College Board  gives you a plan, so that you’re not overwhelmed. Figure out your tests, understand who you are and why you belong in (fill in the blank).  Identify your future career, by looking at yourself, your past and present. Figure out what High School classes you need to take, and what classes you’ve taken that you can use at what schools. Answer some easy questions, and get some idea of where you want to go, using their College finder search engine.  Then go on to the next step. (Don’t worry, I know there’s more, you can come back later).

Money for College

Some people have the means to start saving and preparing to pay before birth.  Some don’t. Both groups of people will want to look at these sites.  NCPL has books online, too, available from our homepage (if your looking at this from home, get your library card to see in those books.)

gocollege
Gocollege.com will help you understand the process of becoming financially ready by looking at 529 plans and financial calculators. They have more there, but let’s go on to the next step and come back when we’re ready.

us news and world reportUS News and World Report covers 529 plans, Financial Aid, Loans, savings, and Scholarships.

 

 

college board

College Board Has articles explaining college costs, financial aid, etc…, as well as tools and calculators.

 

gale

 

 

Gale Virtual Reference Libarary has ebooks. (You’ll need your library card). Search for these titles:

 

 

best studentsThe Best Scholarships for the Best Students Donald Asher, Jason Morris, and Nichole Fazio-Veigel. Lawrenceville, NJ: Peterson’s Publishing, 2010. 342 pp.

This book is designed to assist the highly ambitious, high-performing student in planning to get the most out of his or her educational process, identifying honors, awards, and opportunities that can be life-changing.

c student guide

The “C” Students Guide to Scholarships: A Creative Guide to Finding Scholarships When Your Grades Suck and Your Parents are Broke! Felecia Hatcher. Lawrenceville, NJ: Peterson’s Publishing, 2012. 208 pp. This guide describes ways to find money to help pay for higher education even for the student who doesn’t have straight A grades.

how toPeterson’s® How to Get Money for College 2016 33rded. Albany, NY: Peterson’s, 2015. 935 pp. This directory contains information on financial opportunities for college including federal grants, work-study programs, need-based and non-need-based gift aid, and athletic awards from more than 2,500 four-year colleges.

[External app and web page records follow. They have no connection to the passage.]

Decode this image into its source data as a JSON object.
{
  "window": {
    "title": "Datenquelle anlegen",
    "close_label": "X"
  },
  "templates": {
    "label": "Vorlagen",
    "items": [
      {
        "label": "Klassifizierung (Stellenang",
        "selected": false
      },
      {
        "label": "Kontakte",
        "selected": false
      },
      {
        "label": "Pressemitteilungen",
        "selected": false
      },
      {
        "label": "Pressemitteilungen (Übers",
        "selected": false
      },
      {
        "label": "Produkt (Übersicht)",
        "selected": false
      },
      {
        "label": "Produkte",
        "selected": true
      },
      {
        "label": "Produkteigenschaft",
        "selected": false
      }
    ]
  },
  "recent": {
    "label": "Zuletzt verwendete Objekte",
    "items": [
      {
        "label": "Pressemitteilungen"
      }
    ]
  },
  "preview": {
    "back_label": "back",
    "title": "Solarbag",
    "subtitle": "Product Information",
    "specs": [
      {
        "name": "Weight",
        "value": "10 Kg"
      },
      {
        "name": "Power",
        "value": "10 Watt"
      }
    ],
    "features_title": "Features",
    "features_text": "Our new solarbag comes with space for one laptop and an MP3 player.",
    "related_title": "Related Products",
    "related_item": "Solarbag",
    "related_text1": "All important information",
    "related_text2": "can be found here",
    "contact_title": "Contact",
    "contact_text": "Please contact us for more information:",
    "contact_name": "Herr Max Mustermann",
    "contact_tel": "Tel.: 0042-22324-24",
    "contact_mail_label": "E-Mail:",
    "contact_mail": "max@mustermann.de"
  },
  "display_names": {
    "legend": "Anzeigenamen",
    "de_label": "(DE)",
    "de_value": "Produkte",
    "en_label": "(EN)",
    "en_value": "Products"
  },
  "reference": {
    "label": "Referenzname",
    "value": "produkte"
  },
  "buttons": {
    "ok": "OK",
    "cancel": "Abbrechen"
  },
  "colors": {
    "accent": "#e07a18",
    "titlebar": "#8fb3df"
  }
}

grants and scholarships.pngPeterson’s® Scholarships, Grants & Prizes 2016 20thed. Albany, NY: Peterson’s, 2015. 880 pp. This book provides up-to-date information on millions of privately funded awards available to college students. It contains detailed profiles of awards based on ethnic heritage, talent, employment experience, military service, and other categories that are available from such private sources as foundations, corporations, and religious and civic organizations.